Those are the official acronyms for low-level radioactive material: NORM--Naturally Occurring Radioactive Material -- and TENORM, Technically Enhanced NORM. That means its natural radiation has been concentrated by human activity, like recycling drilling mud during fracking operations. And TENORM has to be disposed of in specially built landfills, with dramatically higher user fees.
The question for Tom Stewart actually arose from the budget bill made law in July. Within it, lawmakers not only addressed radioactive waste issues in drilling, they mandated that all drill cuttings — the dirt and broken rock from fracking — be automatically classified NORM.
Terry Lodge is a lawyer for several Ohio environmental groups. He calls that a semantic sidestep and a weakening of real regulation.
“By just changing the name, a word game, the Legislature is making is so that where about 20 percent of what comes out of the ground with deep drilling was formerly considered NORM, now 80 percent to 85 percent will be classified that way -- nd exempted from nearly all regulation.”

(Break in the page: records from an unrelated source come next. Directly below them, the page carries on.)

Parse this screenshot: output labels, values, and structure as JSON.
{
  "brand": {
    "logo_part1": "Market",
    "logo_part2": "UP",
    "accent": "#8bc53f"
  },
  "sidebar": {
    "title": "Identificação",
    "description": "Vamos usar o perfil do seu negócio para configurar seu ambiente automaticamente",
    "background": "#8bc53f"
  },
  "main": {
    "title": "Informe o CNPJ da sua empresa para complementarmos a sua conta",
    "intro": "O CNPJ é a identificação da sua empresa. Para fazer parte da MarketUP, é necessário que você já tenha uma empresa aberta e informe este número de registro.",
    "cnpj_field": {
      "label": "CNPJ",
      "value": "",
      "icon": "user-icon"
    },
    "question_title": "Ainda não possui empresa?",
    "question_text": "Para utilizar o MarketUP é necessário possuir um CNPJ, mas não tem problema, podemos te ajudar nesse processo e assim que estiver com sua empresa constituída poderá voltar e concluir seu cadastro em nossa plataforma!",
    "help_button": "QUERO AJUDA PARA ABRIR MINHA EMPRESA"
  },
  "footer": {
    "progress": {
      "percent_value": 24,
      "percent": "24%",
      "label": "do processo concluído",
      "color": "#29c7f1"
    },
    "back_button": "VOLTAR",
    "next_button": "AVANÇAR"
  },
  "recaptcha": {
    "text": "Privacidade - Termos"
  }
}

Lawmakers who supported the change say it was to make regulation simpler by recognizing that all cuttings from drilling are from naturally occurring materials. But, Lodge says legislators were just trying to push the shale boom by making it cheaper for drillers to dump the massive solid waste from modern horizontal drilling in regular landfills instead of special ones, and by doing away with waste reporting and tracking requirements in the process.
State regulators say “not so.” Ohio Department of Natural Resources Division of Gas and Oil Director Richard Simmers says uncontaminated drill cuttings — which he says most of the cuttings are -- would not trigger special disposal requirements in any event. So there is no cost savings issue. And, as for reporting and tracking, he contends that the requirements are even greater with the new rules.
Attorney Lodge and others who oppose the state’s approach also say that the Legislature focused enforcement power with the Ohio Department of Natural Resources, where drillers have a long relationship with regulators. They say the other two state agencies involved in regulating radioactive material, Ohio EPA and the Ohio Department of Health, have been shunted aside by what he calls the “undisputed alpha of fracking regulation.”
Ohio EPA Chief Scott Nally counters that his organization is more heavily involved in regulating radioactive waste than ever because of the three-way set up state lawmakers created in which the agencies collaborate.
Multi-headed or otherwise, Lodge says there is skepticism among his clients and scientists in the environmentalist community over whether Ohio’s NORM and TENORM disposal strategy will be effective at all. He says about 6 percent of current modern landfills are leaking. And that in approximately 100 years’ time they will all leak.
“We’re just kicking the can down the road…and not very far."
Ohio currently has 39 licensed landfills in operation.